    0
    loskop100.
    loskop100.

    12 months ago

    If you move the pivot point of the hinge to near the centre of the bucket fore and aft then your servo won't have to lift the entire weight of the bait.

    0
    taste_the_code
    taste_the_code

    Reply 12 months ago

    Yes, true. Thanks for the tip. I put a metal gear servo that is capable of lifting more than 10kg/cm so it is plenty strong to lift the bucket as it is.

    0
    mickeypop
    mickeypop

    Tip 12 months ago

    Although i like the kickboard flotation idea it would still sit low.
    Replacing the bottles with milk bottles would float higher but be careful of raising the center of gravity.
    To get around that a little sand for ballast in the bottles would not appreciately change the height.
    hope it all works out for you.

    0
    taste_the_code
    taste_the_code

    Reply 12 months ago

    Thanks for the tip. I might use a solid XPS foam board for next version.

    0
    CurtR
    CurtR

    Tip 12 months ago

    If weeds are a serious concern perhaps you should consider putting a sheet of plastic on the bottom. If you are unable to completely seal the hull put a drain hole in the stern of the boat. The water will get drawn out when underway. Is your fishing line attached so that it is released when you get "the big one"? You might want to consider that so that "he" doesn't sink your boat.

    0
    taste_the_code
    taste_the_code

    Reply 12 months ago

    The boat only caries the bait and dumps it when on location. Once dumped, the fishing line is no longer attached to it in any way so sinking it is not a concern. The foam does a great job at skimming over weeds.
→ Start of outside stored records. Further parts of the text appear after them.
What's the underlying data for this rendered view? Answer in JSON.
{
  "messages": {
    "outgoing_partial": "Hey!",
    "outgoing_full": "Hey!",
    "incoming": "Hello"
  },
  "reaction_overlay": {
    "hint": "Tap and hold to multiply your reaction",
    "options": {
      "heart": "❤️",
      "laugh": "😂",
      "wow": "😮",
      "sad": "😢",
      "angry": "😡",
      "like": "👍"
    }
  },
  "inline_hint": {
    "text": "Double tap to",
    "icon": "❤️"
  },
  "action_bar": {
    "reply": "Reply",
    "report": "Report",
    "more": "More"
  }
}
For next version a recommendation came to make the body of the boat entirely out of foam so that should also prevent any leaks to form in the first place.

    0
    SWAMPCRITTER
    SWAMPCRITTER

    Tip 12 months ago on Introduction

    Use a foam kick board that would be stronger and more floatation.... easy to mount your rudders, electronics and motor..

    0
    taste_the_code
    taste_the_code

    Reply 12 months ago

    Yes, I thought of that as well. I'll try it for version 2.0 :D